Choice-Feedback Response Time
by Max Seidman
At their core, games are about feedback. They are systems in which, when a player makes a choice, the system gives feedback as to the quality of that choice. In Call of Duty, that choice might be “Do I fire my gun or not?” In Magic, it might be “Do I attack with this creature or not?” In either case, after making the decision the player receives fairly quick feedback. In the former case, the game shows her visually (and also aurally) whether or not she hit. In the latter case, the player’s opponent makes a decision and show her whether or not attacking was a good idea.
The response time for feedback varies between differing types of choice. In a board game, a player might perform an action and get feedback on that action within the same turn (for example, most bidding games work like this). There might be another choice she makes about which she gets feedback at the end of the game in the form of victory or defeat (for example, choosing which strategy to pursue in most engine building games). If this is starting to sound familiar it should, as I wrote about it three weeks ago in my post about tactics and strategy; we call a choice for which feedback happens within the same turn a tactical choice, and we call a choice for which feedback takes a whole game a strategic choice.

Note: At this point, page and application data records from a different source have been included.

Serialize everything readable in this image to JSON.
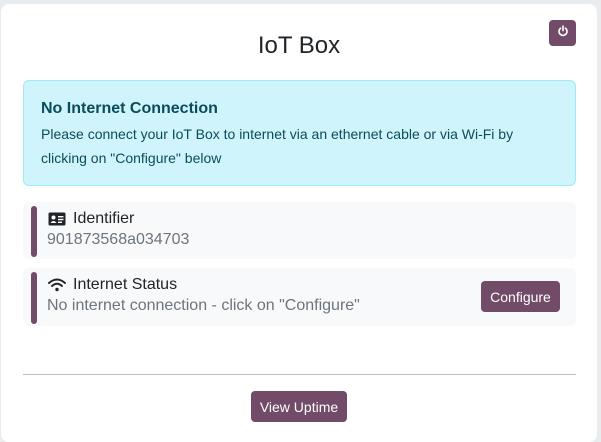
{
  "page": {
    "title": "IoT Box"
  },
  "alert": {
    "heading": "No Internet Connection",
    "message": "Please connect your IoT Box to internet via an ethernet cable or via Wi-Fi by clicking on \"Configure\" below"
  },
  "identifier": {
    "icon": "id-card-icon",
    "label": "Identifier",
    "value": "901873568a034703"
  },
  "internet_status": {
    "icon": "wifi-icon",
    "label": "Internet Status",
    "value": "No internet connection - click on \"Configure\"",
    "button_label": "Configure"
  },
  "footer": {
    "uptime_button_label": "View Uptime"
  },
  "colors": {
    "brand": "#714b67",
    "alert_bg": "#cff4fc",
    "alert_text": "#0b4c5a",
    "muted_text": "#6c757d"
  },
  "icons": {
    "power": "power-icon"
  }
}
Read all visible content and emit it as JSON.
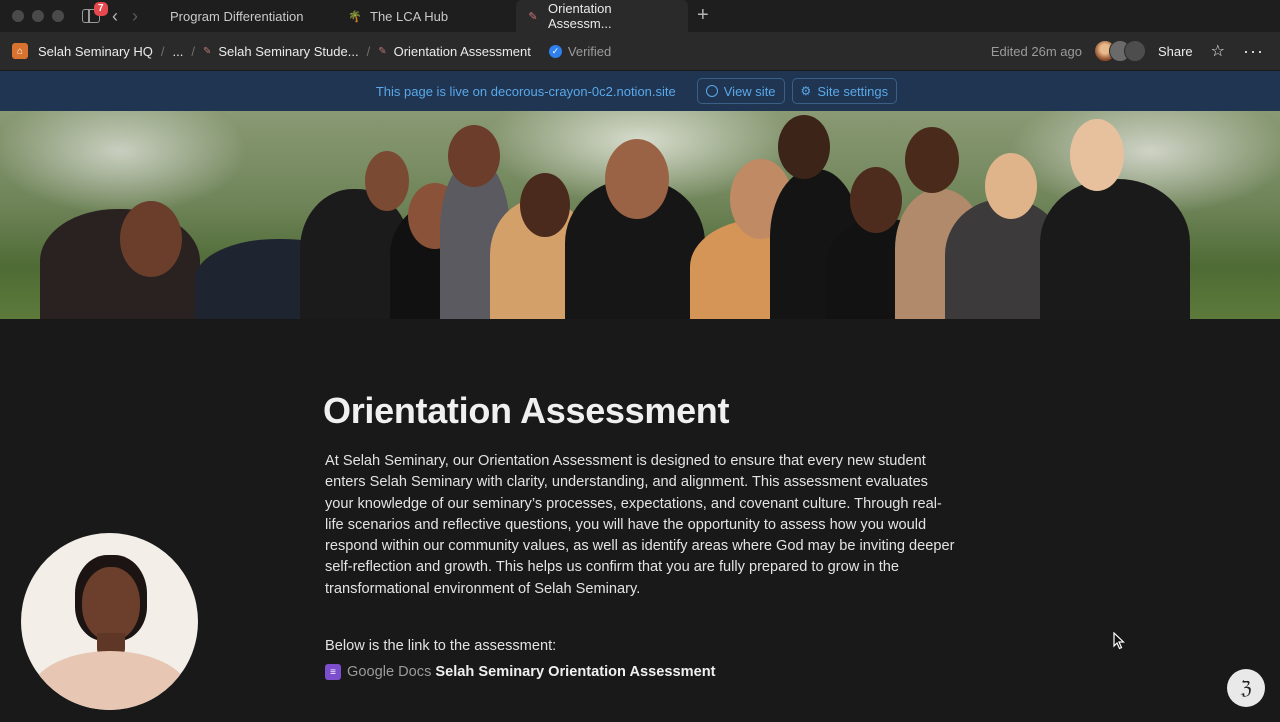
{
  "tabbar": {
    "notification_count": "7",
    "tabs": [
      {
        "label": "Program Differentiation",
        "icon": ""
      },
      {
        "label": "The LCA Hub",
        "icon": "tree-icon"
      },
      {
        "label": "Orientation Assessm...",
        "icon": "page-icon",
        "active": true
      }
    ],
    "new_tab_symbol": "+"
  },
  "breadcrumb": {
    "workspace": "Selah Seminary HQ",
    "ellipsis": "...",
    "parent": "Selah Seminary Stude...",
    "current": "Orientation Assessment",
    "verified": "Verified",
    "edited": "Edited 26m ago",
    "share": "Share"
  },
  "banner": {
    "live_text": "This page is live on decorous-crayon-0c2.notion.site",
    "view_site": "View site",
    "site_settings": "Site settings"
  },
  "page": {
    "title": "Orientation Assessment",
    "paragraph": "At Selah Seminary, our Orientation Assessment is designed to ensure that every new student enters Selah Seminary with clarity, understanding, and alignment. This assessment evaluates your knowledge of our seminary’s processes, expectations, and covenant culture. Through real-life scenarios and reflective questions, you will have the opportunity to assess how you would respond within our community values, as well as identify areas where God may be inviting deeper self-reflection and growth. This helps us confirm that you are fully prepared to grow in the transformational environment of Selah Seminary.",
    "below_text": "Below is the link to the assessment:",
    "link_source": "Google Docs",
    "link_title": "Selah Seminary Orientation Assessment"
  },
  "help_glyph": "ℨ",
  "colors": {
    "background": "#191919",
    "banner_bg": "#1f3551",
    "banner_text": "#5aa8ea",
    "accent_verified": "#2f80ed",
    "doc_icon": "#7c4dcc"
  }
}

The Choice-Feedback Response Time Spectrum
Tactical and strategic choices in a game can be show on an a spectrum where the axis is choice-feedback response time. Here’s what the axis itself might look like
On the left are tactical choices (for which feedback is given within the turn), and on the right are strategic choices (for which feedback is given at the end of the game). These axes can be a useful tool for analyzing games. Take a look, for example, at Race for the Galaxy’s graph:

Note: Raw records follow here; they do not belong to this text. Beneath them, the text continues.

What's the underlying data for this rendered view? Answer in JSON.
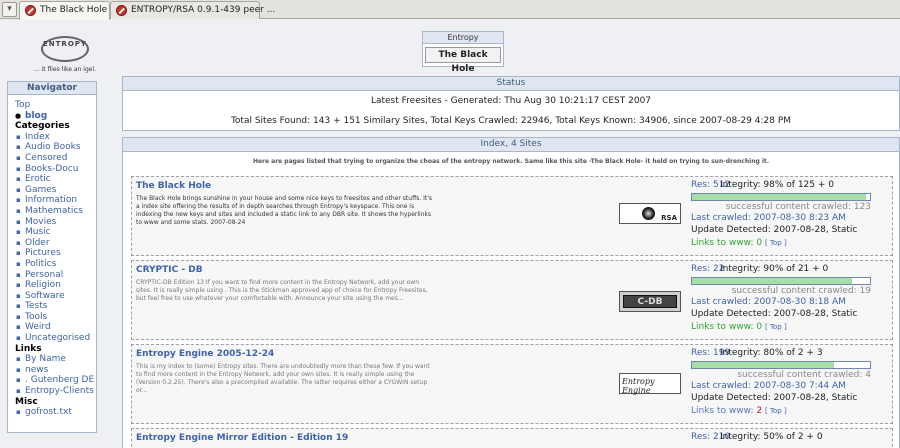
{
  "tabs": [
    {
      "label": "The Black Hole",
      "active": true
    },
    {
      "label": "ENTROPY/RSA 0.9.1-439 peer ...",
      "active": false
    }
  ],
  "logo": {
    "text": "ENTROPY",
    "slogan": "... it flies like an igel."
  },
  "brand": {
    "header": "Entropy",
    "name": "The Black Hole"
  },
  "navigator": {
    "title": "Navigator",
    "top": "Top",
    "blog": "blog",
    "categories_title": "Categories",
    "categories": [
      "Index",
      "Audio Books",
      "Censored",
      "Books-Docu",
      "Erotic",
      "Games",
      "Information",
      "Mathematics",
      "Movies",
      "Music",
      "Older",
      "Pictures",
      "Politics",
      "Personal",
      "Religion",
      "Software",
      "Tests",
      "Tools",
      "Weird",
      "Uncategorised"
    ],
    "links_title": "Links",
    "links": [
      "By Name",
      "news",
      ". Gutenberg DE",
      "Entropy-Clients"
    ],
    "misc_title": "Misc",
    "misc": [
      "gofrost.txt"
    ]
  },
  "status": {
    "title": "Status",
    "line1": "Latest Freesites - Generated: Thu Aug 30 10:21:17 CEST 2007",
    "line2": "Total Sites Found: 143 + 151 Similary Sites, Total Keys Crawled: 22946, Total Keys Known: 34906, since 2007-08-29 4:28 PM"
  },
  "index": {
    "title": "Index, 4 Sites",
    "intro": "Here are pages listed that trying to organize the choas of the entropy network. Same like this site -The Black Hole- it held on trying to sun-drenching it.",
    "entries": [
      {
        "title": "The Black Hole",
        "desc": "The Black Hole brings sunshine in your house and some nice keys to freesites and other stuffs. It's a index site offering the results of in depth searches through Entropy's keyspace. This one is indexing the new keys and sites and included a static link to any DBR site. It shows the hyperlinks to www and some stats. 2007-08-24",
        "badge": "RSA",
        "res": "Res: 512",
        "integrity": "Integrity: 98% of 125 + 0",
        "integrity_fraction": 0.98,
        "success": "successful content crawled: 123",
        "last_crawled": "Last crawled: 2007-08-30 8:23 AM",
        "update": "Update Detected: 2007-08-28, Static",
        "links_label": "Links to www: ",
        "links_count": "0",
        "links_color": "#2fa52f",
        "top_link": "[ Top ]"
      },
      {
        "title": "CRYPTIC - DB",
        "desc": "CRYPTIC-DB Edition 13 If you want to find more content in the Entropy Network, add your own sites. It is really simple using . This is the Stickman approved app of choice for Entropy Freesites, but feel free to use whatever your comfortable with. Announce your site using the mes...",
        "badge": "C-DB",
        "res": "Res: 22",
        "integrity": "Integrity: 90% of 21 + 0",
        "integrity_fraction": 0.9,
        "success": "successful content crawled: 19",
        "last_crawled": "Last crawled: 2007-08-30 8:18 AM",
        "update": "Update Detected: 2007-08-28, Static",
        "links_label": "Links to www: ",
        "links_count": "0",
        "links_color": "#2fa52f",
        "top_link": "[ Top ]"
      },
      {
        "title": "Entropy Engine 2005-12-24",
        "desc": "This is my index to (some) Entropy sites. There are undoubtedly more than these few. If you want to find more content in the Entropy Network, add your own sites. It is really simple using the (Version 0.2.25). There's also a precompiled available. The latter requires either a CYGWIN setup or...",
        "badge": "Entropy Engine",
        "res": "Res: 199",
        "integrity": "Integrity: 80% of 2 + 3",
        "integrity_fraction": 0.8,
        "success": "successful content crawled: 4",
        "last_crawled": "Last crawled: 2007-08-30 7:44 AM",
        "update": "Update Detected: 2007-08-28, Static",
        "links_label": "Links to www: ",
        "links_count": "2",
        "links_color": "#c02020",
        "top_link": "[ Top ]"
      },
      {
        "title": "Entropy Engine Mirror Edition - Edition 19",
        "res": "Res: 210",
        "integrity": "Integrity: 50% of 2 + 0"
      }
    ]
  }
}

As I mentioned two weeks ago, RftG has a mechanic that governs the tactical portion of the game (role selection), and a separate mechanic that governs its strategic aspect (engine building). These two sets of mechanics are represented by the boxes on the graph, and it’s interesting to note that they are completely separate sets of mechanics. Compare that to the graph for the Lost Cities card game:

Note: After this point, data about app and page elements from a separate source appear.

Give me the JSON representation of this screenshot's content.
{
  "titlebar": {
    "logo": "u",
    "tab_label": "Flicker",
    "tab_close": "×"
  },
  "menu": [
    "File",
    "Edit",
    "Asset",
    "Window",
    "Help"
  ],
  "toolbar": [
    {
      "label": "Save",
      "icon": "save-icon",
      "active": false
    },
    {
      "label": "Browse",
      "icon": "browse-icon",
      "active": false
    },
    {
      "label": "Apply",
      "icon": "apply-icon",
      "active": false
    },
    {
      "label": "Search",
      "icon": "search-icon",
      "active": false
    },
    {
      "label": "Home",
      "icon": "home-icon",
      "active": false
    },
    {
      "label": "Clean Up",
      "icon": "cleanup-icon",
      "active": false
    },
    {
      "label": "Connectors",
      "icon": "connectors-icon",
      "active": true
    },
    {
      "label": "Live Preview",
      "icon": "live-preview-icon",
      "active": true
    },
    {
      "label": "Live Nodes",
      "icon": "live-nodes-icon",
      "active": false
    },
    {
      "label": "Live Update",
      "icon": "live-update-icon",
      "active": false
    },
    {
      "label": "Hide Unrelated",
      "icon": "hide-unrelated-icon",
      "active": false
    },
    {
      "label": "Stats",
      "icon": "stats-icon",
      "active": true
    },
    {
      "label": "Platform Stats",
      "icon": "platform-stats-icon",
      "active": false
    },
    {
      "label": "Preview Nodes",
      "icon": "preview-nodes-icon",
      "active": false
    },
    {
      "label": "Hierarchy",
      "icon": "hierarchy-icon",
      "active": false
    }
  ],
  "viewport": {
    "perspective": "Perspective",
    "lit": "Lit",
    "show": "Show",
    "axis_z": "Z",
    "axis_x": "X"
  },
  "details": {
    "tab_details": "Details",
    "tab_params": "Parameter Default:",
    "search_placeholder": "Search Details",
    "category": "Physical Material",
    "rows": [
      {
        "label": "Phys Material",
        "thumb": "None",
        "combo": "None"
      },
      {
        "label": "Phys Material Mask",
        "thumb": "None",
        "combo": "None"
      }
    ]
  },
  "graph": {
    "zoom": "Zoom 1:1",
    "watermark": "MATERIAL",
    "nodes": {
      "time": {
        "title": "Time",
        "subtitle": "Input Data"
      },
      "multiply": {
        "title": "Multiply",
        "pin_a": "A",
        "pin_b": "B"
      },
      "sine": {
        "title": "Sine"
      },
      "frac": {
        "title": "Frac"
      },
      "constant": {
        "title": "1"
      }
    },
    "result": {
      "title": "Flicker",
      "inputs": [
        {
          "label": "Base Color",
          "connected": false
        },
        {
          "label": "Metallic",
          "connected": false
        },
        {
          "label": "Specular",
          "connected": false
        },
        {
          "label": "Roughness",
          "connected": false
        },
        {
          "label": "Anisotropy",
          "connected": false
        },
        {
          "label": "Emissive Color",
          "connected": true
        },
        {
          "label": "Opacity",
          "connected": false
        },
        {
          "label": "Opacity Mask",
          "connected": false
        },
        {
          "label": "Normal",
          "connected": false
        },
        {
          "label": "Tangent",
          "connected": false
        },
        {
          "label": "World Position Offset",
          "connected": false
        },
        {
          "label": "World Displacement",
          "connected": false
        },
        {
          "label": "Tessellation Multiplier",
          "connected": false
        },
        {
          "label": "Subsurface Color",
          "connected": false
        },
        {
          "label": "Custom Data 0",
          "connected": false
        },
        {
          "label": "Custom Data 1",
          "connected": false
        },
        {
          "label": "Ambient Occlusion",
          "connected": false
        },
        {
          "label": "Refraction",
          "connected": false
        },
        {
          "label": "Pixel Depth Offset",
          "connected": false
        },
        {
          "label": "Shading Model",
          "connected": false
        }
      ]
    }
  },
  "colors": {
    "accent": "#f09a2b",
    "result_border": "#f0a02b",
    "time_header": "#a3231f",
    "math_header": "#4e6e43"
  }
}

Lost Cities has lots of tactical choice and some strategic choice, but they are all provided for by a single set of mechanics!
Now this spectrum is pretty useful for analyzing some board games, but it’s actually really narrow. One thing that isn’t accounted for is split second feedback (instant gratification). Another is feedback that takes longer than a single game, for example metagame analysis in choosing what deck to play in a Magic: the Gathering tournament. Here’s what the spectrum might look like including those two on the ends:
This is useful for analyzing a broader subset of games. For example, here’s a brief analysis of baseball using this framework (note that I know next to nothing about baseball, so most of this is conjecture):
Where I’m going with this is that in addition to being used for analysis of individual games, this spectrum is also useful for analyzing broader types of games. As we’ve already seen, sports and e-sports tend to be full spectrum games. We’re used to board games focusing on tactics and strategy, not uncommonly stretching into metastrategy. We usually expect video games to focus on twitch and tactical choices, not uncommonly stretching into strategy.
Now, video games can obviously contain metastrategy, and board games can sometimes have twitch choices, but video games focusing on twitch and board games focusing on strategy is one powerful convention that many games conform to. This can help us as designers understand games at a broader level. In the past I’ve written about how “default actions” (not requiring players to make strategic actions on their turns) help casual board game players handle strategy board games. I propose that this is because many people aren’t interested or equipped to make strategic choices, including many video game players. And this is why video games tend not to include much strategy or metastrategy (when compared to the amount that board games include).
Understanding this allows designers to better understand intersections of audiences. For example, I’ve found that many of my board gamer friends also enjoy rogue-like digital games. This can be explained, in part, by this understanding of strategy and conventions of board games; on the spectrum, rogue-likes look much more like prototypical board games than video games. Rogue-likes also tend to conform to other board game conventions, like being turn-based. I’m not trying to say that rogue-like games are board games. It’s simply useful for designers to have a framework to talk about game conventions and manipulate them consciously. As nondigital games become more and more digital, being able to experiment with porting video game conventions to board games (and vice versa) is going to be extremely valuable.(source:mostdangerousgamedesign)